Monte lived the American Dream and its Nightmare. He frequently had it all and just as frequently had nothing – often, it seems, at the same time. He opened the Copacabana nightclub in New York City in 1940 and for thirty years it remained the centre of the show business world: if a performer could succeed at the Copa, their career was made (and for those on the skids, frequently remade).
There is so much to learn here, not just about Glass, but about ourselves—how to live, how to learn, how to create. Towards the end of the book, Glass talks about his work on his Cocteau Trilogy in which he says, of Cocteau, that he “is teaching about creativity in terms of the power of the artist, which we now understand to be the power of transformation” (378) The same can be said of Words Without Music.
I find Rodriguez’ breezy, blunt writing style to be very readable. She is an excellent weaver of a tale, readers will find their interest whetted via the uninhibited panache of Rodriguez’ writing. I like when someone, writer or not, can see their mistakes, can laugh at themselves and not resort to mawkish or maudlin behavior or writing in order to gain empathy or sympathy for their plight.

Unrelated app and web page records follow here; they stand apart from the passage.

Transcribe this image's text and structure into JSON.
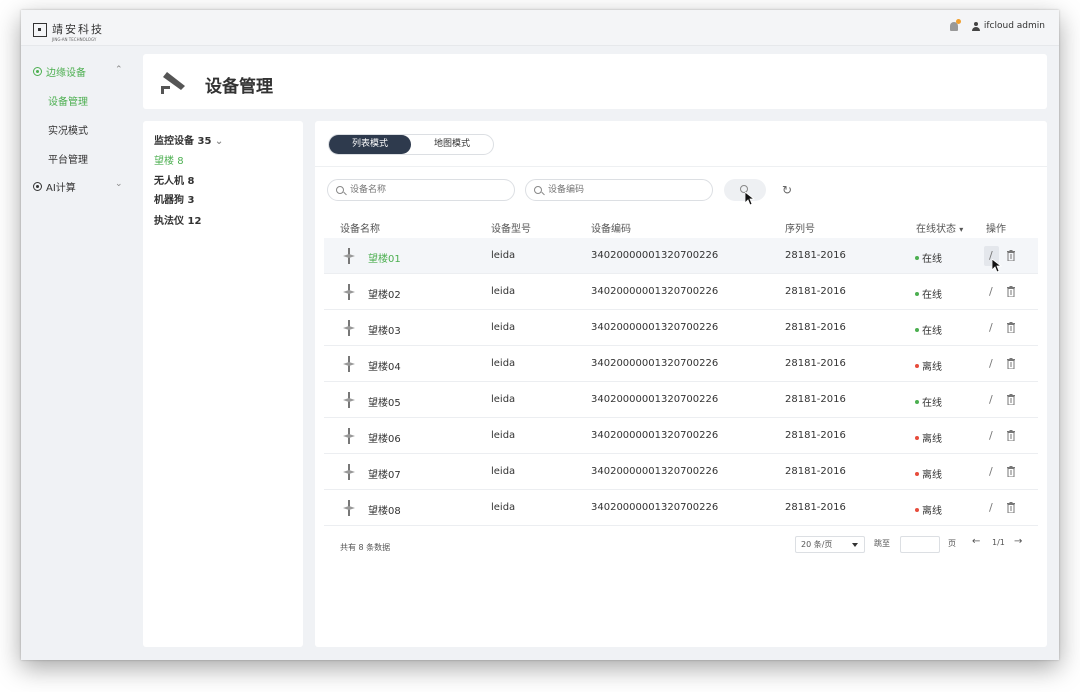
{
  "brand": {
    "name": "靖安科技",
    "sub": "JING-AN TECHNOLOGY"
  },
  "topbar": {
    "user": "ifcloud admin"
  },
  "sidebar": {
    "groups": [
      {
        "label": "边缘设备",
        "items": [
          "设备管理",
          "实况模式",
          "平台管理"
        ],
        "active_item": "设备管理"
      },
      {
        "label": "AI计算",
        "items": []
      }
    ]
  },
  "header": {
    "title": "设备管理"
  },
  "tree": {
    "root": {
      "label": "监控设备",
      "count": "35"
    },
    "items": [
      {
        "label": "望楼",
        "count": "8",
        "active": true
      },
      {
        "label": "无人机",
        "count": "8"
      },
      {
        "label": "机器狗",
        "count": "3"
      },
      {
        "label": "执法仪",
        "count": "12"
      }
    ]
  },
  "modes": [
    "列表模式",
    "地图模式"
  ],
  "active_mode": "列表模式",
  "search": {
    "name_placeholder": "设备名称",
    "code_placeholder": "设备编码"
  },
  "table": {
    "columns": [
      "设备名称",
      "设备型号",
      "设备编码",
      "序列号",
      "在线状态",
      "操作"
    ],
    "rows": [
      {
        "name": "望楼01",
        "model": "leida",
        "code": "34020000001320700226",
        "serial": "28181-2016",
        "status": "在线"
      },
      {
        "name": "望楼02",
        "model": "leida",
        "code": "34020000001320700226",
        "serial": "28181-2016",
        "status": "在线"
      },
      {
        "name": "望楼03",
        "model": "leida",
        "code": "34020000001320700226",
        "serial": "28181-2016",
        "status": "在线"
      },
      {
        "name": "望楼04",
        "model": "leida",
        "code": "34020000001320700226",
        "serial": "28181-2016",
        "status": "离线"
      },
      {
        "name": "望楼05",
        "model": "leida",
        "code": "34020000001320700226",
        "serial": "28181-2016",
        "status": "在线"
      },
      {
        "name": "望楼06",
        "model": "leida",
        "code": "34020000001320700226",
        "serial": "28181-2016",
        "status": "离线"
      },
      {
        "name": "望楼07",
        "model": "leida",
        "code": "34020000001320700226",
        "serial": "28181-2016",
        "status": "离线"
      },
      {
        "name": "望楼08",
        "model": "leida",
        "code": "34020000001320700226",
        "serial": "28181-2016",
        "status": "离线"
      }
    ]
  },
  "footer": {
    "total": "共有 8 条数据",
    "page_size": "20 条/页",
    "jump_label": "跳至",
    "page_label": "页",
    "page_info": "1/1",
    "prev": "←",
    "next": "→"
  },
  "colors": {
    "online": "#4caf50",
    "offline": "#e74c3c",
    "accent": "#4caf50",
    "dark": "#2e3a4d"
  }
}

Appearance or truth? Both? Form and spirit. There has been a tension in our appreciation for Robert Redford, a dedicated actor and filmmaker who also happens to be an image of masculine beauty. Redford, as a young man of impulse and integrity, and not a little rebellion, was interested in adventurous exploration, whether involving art, travel, or relationships. Everything considered, he was a lot less selfish and shallow than most of us would be. That may be part of why he has become such an intriguing and respectable elder statesman.